http://hydrodictyon.eeb.uconn.edu/people/angelini/origin/Darwin.html

  Origin of Species mp3

The complete text of Charles Darwin's Origin of Species is available here in mp3 audio format.


This project got its start last summer, when I was listening to a number of biology and science related podcasts. Sometimes just listening to relatively non-technical stories on science is a very convenient way of assimilating the information. Darwin's classic text works surprisingly well in this way. The book is organized basically in a series of examples, which Darwin uses to bolster or challenge the concepts of inheritance and selection. Many of the key issues presented in Origin remain major fields in modern evolutionary biology.

The text is now in the public domain, and can be freely downloaded and shared. Conversion of the text to speech was done with the program iSpeak It. Only minor adjustments have been made in order to make the spoken text more clear. For example, British spellings have been changed to produce American pronunciations, and the names of some foreign scientists cited by Darwin are rendered in (nearly as I could) their proper pronunciation.

Listening to the text in its entirety would probably take 18 to 20 hours, and this isn't really recommended. The most important chapters (in my opinion at least) include the Introduction, and Chapters 1-4, where Darwin's basic idea is developed. Chapter 5 is also interesting in a historical sense, in that here Darwin struggles with a lack of understanding on the nature of inheritance. Chapter 6 discusses the most important weaknesses of the theory, and invokes his famous example of the evolution of the eye. Later chapters draw supporting evidence for evolution from other disciplines. These chapters may be of interest to students depending on their research focus. Finally, the rather poetic conclusions presented in Chapter 15 are well worth a listen.

For the general public, I highly recommend listening to the introduction, in which the major arguments are summarized.
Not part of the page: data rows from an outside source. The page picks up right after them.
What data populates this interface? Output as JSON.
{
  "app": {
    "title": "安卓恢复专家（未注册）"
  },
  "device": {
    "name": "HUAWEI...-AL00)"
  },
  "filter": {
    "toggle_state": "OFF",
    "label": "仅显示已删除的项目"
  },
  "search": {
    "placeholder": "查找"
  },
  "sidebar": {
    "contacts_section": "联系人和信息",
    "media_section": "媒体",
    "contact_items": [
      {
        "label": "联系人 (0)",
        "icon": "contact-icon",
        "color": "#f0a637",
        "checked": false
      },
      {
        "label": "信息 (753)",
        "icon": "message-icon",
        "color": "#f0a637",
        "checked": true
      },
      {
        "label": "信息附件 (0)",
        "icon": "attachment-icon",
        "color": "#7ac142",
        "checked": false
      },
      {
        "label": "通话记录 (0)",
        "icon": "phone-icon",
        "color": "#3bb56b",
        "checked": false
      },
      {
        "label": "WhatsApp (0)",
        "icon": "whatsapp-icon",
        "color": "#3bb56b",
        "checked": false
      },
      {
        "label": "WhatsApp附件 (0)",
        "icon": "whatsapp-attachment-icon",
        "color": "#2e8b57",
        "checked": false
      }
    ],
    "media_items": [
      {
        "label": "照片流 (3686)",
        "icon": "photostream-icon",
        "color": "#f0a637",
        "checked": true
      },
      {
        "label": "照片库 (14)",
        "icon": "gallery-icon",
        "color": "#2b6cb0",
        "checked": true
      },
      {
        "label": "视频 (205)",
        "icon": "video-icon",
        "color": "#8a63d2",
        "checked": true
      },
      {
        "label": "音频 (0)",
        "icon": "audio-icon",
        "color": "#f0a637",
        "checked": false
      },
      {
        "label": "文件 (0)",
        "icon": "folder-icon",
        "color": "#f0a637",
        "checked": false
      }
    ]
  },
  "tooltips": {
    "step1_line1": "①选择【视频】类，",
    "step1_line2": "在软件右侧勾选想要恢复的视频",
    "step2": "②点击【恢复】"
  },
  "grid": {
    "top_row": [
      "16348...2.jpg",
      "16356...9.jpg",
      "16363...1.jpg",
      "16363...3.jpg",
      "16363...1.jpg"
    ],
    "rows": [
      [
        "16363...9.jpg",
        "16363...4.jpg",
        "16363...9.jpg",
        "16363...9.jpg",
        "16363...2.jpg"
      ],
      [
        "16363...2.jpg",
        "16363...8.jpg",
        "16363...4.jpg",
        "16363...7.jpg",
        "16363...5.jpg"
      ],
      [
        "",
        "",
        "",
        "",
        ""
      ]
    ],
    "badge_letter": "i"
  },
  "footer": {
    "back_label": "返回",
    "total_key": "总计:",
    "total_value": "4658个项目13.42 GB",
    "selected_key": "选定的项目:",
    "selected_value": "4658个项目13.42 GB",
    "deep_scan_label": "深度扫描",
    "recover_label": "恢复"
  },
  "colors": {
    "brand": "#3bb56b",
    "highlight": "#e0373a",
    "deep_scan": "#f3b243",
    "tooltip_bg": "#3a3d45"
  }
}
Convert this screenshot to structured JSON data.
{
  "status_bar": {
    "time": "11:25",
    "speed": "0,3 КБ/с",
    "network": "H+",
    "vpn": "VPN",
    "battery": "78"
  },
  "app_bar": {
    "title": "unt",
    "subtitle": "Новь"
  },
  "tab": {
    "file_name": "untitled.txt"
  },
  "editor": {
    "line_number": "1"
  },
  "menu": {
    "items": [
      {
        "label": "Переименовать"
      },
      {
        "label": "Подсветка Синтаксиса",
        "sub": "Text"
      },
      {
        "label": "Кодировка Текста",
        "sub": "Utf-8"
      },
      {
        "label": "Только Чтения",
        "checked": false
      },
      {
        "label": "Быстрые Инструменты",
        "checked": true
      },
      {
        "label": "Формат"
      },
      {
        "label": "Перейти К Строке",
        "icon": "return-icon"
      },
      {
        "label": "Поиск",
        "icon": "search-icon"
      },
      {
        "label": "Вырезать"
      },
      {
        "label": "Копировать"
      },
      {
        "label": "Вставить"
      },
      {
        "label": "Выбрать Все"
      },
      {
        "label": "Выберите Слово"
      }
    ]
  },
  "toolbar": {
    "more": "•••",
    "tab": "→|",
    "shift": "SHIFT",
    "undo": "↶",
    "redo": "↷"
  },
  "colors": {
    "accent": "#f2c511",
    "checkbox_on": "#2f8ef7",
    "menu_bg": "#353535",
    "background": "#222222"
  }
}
Also, for a perspective on the importance of evolution, I've included Dobzhansky's classic essay "Nothing in Biology Makes Sense Except in the Light of Evolution."

    Last updated 18 November 2007
    Copyright 2007 David R. Angelini